### WHAT IS NEEDED
Leaving nothing out, print each line of the material exactly.

### RECORDS SUPPLIED
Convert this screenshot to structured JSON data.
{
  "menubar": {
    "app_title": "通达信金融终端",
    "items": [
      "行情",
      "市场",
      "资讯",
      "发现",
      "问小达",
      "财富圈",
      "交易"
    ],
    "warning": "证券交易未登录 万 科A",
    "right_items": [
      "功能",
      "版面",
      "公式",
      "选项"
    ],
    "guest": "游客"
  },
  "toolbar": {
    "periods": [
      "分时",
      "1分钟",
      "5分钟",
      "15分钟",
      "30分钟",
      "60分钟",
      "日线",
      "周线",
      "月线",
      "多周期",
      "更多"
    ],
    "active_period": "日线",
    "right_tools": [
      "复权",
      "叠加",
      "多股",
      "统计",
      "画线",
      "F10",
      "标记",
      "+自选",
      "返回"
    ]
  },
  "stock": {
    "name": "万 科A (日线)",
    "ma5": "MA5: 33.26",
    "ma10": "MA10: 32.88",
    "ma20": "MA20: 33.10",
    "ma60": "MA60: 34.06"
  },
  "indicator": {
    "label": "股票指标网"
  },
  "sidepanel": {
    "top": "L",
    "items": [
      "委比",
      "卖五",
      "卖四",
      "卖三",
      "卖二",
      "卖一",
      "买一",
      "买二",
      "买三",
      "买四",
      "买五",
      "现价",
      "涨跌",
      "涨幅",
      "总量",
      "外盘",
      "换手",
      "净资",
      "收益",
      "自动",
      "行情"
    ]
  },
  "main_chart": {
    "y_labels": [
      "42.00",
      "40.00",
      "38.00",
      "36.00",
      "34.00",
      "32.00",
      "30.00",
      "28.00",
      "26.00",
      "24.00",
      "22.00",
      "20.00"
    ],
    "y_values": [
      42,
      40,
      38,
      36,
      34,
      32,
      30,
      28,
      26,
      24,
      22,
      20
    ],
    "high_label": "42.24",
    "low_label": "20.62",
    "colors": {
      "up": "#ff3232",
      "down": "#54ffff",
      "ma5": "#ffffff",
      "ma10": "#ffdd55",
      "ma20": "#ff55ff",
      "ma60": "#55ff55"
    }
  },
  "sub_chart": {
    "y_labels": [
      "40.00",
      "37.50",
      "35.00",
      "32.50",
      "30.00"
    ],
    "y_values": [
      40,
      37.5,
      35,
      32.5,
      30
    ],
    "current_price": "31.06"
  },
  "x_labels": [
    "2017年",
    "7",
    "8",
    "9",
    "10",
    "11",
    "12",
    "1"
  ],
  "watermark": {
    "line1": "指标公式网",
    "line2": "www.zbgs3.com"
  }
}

### COMPLETED TASK
Convert this screenshot to structured JSON data.
{
  "menubar": {
    "app_title": "通达信金融终端",
    "items": [
      "行情",
      "市场",
      "资讯",
      "发现",
      "问小达",
      "财富圈",
      "交易"
    ],
    "warning": "证券交易未登录 万 科A",
    "right_items": [
      "功能",
      "版面",
      "公式",
      "选项"
    ],
    "guest": "游客"
  },
  "toolbar": {
    "periods": [
      "分时",
      "1分钟",
      "5分钟",
      "15分钟",
      "30分钟",
      "60分钟",
      "日线",
      "周线",
      "月线",
      "多周期",
      "更多"
    ],
    "active_period": "日线",
    "right_tools": [
      "复权",
      "叠加",
      "多股",
      "统计",
      "画线",
      "F10",
      "标记",
      "+自选",
      "返回"
    ]
  },
  "stock": {
    "name": "万 科A (日线)",
    "ma5": "MA5: 33.26",
    "ma10": "MA10: 32.88",
    "ma20": "MA20: 33.10",
    "ma60": "MA60: 34.06"
  },
  "indicator": {
    "label": "股票指标网"
  },
  "sidepanel": {
    "top": "L",
    "items": [
      "委比",
      "卖五",
      "卖四",
      "卖三",
      "卖二",
      "卖一",
      "买一",
      "买二",
      "买三",
      "买四",
      "买五",
      "现价",
      "涨跌",
      "涨幅",
      "总量",
      "外盘",
      "换手",
      "净资",
      "收益",
      "自动",
      "行情"
    ]
  },
  "main_chart": {
    "y_labels": [
      "42.00",
      "40.00",
      "38.00",
      "36.00",
      "34.00",
      "32.00",
      "30.00",
      "28.00",
      "26.00",
      "24.00",
      "22.00",
      "20.00"
    ],
    "y_values": [
      42,
      40,
      38,
      36,
      34,
      32,
      30,
      28,
      26,
      24,
      22,
      20
    ],
    "high_label": "42.24",
    "low_label": "20.62",
    "colors": {
      "up": "#ff3232",
      "down": "#54ffff",
      "ma5": "#ffffff",
      "ma10": "#ffdd55",
      "ma20": "#ff55ff",
      "ma60": "#55ff55"
    }
  },
  "sub_chart": {
    "y_labels": [
      "40.00",
      "37.50",
      "35.00",
      "32.50",
      "30.00"
    ],
    "y_values": [
      40,
      37.5,
      35,
      32.5,
      30
    ],
    "current_price": "31.06"
  },
  "x_labels": [
    "2017年",
    "7",
    "8",
    "9",
    "10",
    "11",
    "12",
    "1"
  ],
  "watermark": {
    "line1": "指标公式网",
    "line2": "www.zbgs3.com"
  }
}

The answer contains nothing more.